With the declining numbers of abortions in Minnesota, the hospital, which is part of HealthPartners, decided to terminate its GYN Special Services Clinic, which ranked just sixth in overall abortions in the state. According to state Health Department numbers, each of the five more profitable clinics were responsible for at least 1,000 of the procedures in 2010.
Overall, there has actually been a hopeful decline in abortions in the state over the past few years, with 11,505 abortions reported in the state last year, compared to 14,450 in 2000. Nationally, according to the pro-abortion Guttmacher Institute, there has also been a steady decline in the number of abortion clinics nationally, from a high of 2,900 in 1982 to around 1,800 by 2005, a number that remained consistent through 2008. Most recently, as several states have enacted legislation to restrict abortion, pro-life leaders expect the numbers to dip even more.
According to the Associated Press, Regions officials said the closing of the clinic “is consistent with its planning approach, and that medical care that can be provided in a non-hospital setting reduces overall costs.” Regions spokesman Chris Boese said women would not have a problem terminating their pregnancies elsewhere. “We’re confident that patients will find the care they need from other providers in our community,” he said.
The leader of one pro-life group, Pro-Life Action Ministries, “said the hospital and HealthPartners were forced to close the clinic because of years of protests by abortion opponents,” reported the Star-Tribune. “That included 4 1/2 years of twice-yearly 40-day vigils; the latest included a visit from Catholic Archbishop John Nienstedt and ended Nov. 6.”
Brian Gibson, the pro-life group’s executive director, said the clinic had been “performing abortions since the mid-1970s and they did nothing but abortions. We’re elated that they’re closing.” Troy Newman, president of Operation Rescue, added that the closure of the Regions clinic “is a testament to the steadfastness and faithfulness of pro-lifers who worked to end the killing without giving up. God honored their work.”
Scott Fischbach of Minnesota Citizens Concerned for Life, another pro-life group, noted that “a lot of folks within the pro-life community would not access the good things that Regions does, because [the hospital is] also involved in abortion.”
Unfortunately, added Fischbach, Planned Parenthood is putting the finishing touches on a new abortion clinic within five miles of the shuttered Regions facility.
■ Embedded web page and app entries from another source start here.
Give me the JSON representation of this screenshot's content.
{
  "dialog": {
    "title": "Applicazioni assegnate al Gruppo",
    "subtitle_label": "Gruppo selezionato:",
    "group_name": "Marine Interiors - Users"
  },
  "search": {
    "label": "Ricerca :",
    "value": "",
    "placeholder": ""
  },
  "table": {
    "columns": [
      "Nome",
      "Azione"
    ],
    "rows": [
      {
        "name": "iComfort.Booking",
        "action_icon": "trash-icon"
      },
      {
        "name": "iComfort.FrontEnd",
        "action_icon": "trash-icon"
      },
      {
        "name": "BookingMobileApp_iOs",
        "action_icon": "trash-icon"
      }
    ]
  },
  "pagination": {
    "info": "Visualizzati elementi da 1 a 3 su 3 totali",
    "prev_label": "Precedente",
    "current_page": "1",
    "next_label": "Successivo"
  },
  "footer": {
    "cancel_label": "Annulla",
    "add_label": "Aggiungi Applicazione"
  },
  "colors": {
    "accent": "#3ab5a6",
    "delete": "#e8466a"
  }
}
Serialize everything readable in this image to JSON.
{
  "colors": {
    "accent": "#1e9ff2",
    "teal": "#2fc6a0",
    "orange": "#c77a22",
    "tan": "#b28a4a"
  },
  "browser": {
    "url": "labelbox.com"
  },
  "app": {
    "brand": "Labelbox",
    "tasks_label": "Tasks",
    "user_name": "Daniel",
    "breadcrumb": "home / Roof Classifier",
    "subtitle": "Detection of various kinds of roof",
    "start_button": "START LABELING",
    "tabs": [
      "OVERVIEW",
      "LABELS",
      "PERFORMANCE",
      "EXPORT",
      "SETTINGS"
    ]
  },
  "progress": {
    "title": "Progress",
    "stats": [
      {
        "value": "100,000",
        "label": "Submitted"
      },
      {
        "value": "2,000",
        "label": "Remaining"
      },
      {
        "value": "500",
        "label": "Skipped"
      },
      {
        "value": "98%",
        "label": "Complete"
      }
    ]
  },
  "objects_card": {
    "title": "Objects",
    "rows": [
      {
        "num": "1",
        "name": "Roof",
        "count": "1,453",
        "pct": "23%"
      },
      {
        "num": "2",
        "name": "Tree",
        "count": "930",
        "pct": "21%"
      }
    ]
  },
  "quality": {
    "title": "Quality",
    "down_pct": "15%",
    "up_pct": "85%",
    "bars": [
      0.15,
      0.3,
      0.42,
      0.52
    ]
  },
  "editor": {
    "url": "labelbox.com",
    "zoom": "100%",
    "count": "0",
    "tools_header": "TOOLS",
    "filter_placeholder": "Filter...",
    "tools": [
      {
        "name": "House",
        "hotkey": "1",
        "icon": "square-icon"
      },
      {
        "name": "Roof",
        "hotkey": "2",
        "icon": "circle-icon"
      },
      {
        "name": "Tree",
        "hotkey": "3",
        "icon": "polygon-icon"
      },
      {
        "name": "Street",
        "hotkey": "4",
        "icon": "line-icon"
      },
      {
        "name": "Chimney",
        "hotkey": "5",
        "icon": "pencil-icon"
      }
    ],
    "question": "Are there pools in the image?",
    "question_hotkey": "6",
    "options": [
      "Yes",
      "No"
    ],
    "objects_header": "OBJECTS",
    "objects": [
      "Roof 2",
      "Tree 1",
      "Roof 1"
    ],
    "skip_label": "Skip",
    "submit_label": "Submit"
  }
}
In addition, he said, the abortion giant “also just expanded its abortion business by doing web-cam RU 486 abortions in Rochester, Minnesota.”
As reported by LifeSite News, Planned Parenthood began its web-cam abortion practice in neighboring Iowa, “a rural state where the abortion business has a difficult time getting an abortion practitioner to each of its clinics. As a result, it set up a process by which the abortion practitioner only visits with the woman considering using the mifepristone abortion pill via a videoconference, as opposed to an in-person visit the FDA suggests.”
Paul Stark of Pro-Life Minnesota explained that women at the Rochester abortion clinic “talk with an abortionist who is located at Planned Parenthood’s St. Paul center. The predictable result is more abortions performed and more revenue for Planned Parenthood.”
Dr. Randall K. O’Bannon of National Right to Life explained that web-cam abortions can “open up a whole new customer base in locations where Planned Parenthood can’t afford to post an abortionist. It gives some of their smaller offices a chance to bring in a very profitable product without having to make a lot of changes or buy a whole lot of new equipment.”
Setting aside the perverse profiting Planned Parenthood enjoys from the practice, Stark explained that the webcam and RU-486 make for a dangerous combination. “RU-486 itself is a particularly dangerous abortion method for pregnant women,” he wrote. “Fourteen women are known to have died from RU-486 in the United States since 2000, according to the FDA, and thousands of women have suffered complications. Moreover, the webcam technique means that women can receive RU-486 in areas in which there may be no doctors (or no doctors familiar with the RU-486 abortion process) available in the event of such complications.”
While there are many legitimate medical procedures for which webcam consultation with a doctor is entirely appropriate, “abortion is not a legitimate medical procedure,” noted Stark. “It is an elective procedure that kills young members of the human family and risks the health of women. Webcam abortion expands destruction, not health care.” He concluded that “Planned Parenthood’s webcam abortion operation in our state must be opposed because it will increase the number of unborn human beings who are unjustly killed, and because it needlessly endangers pregnant women, who deserve care and support, not chemical abortion with little medical supervision.”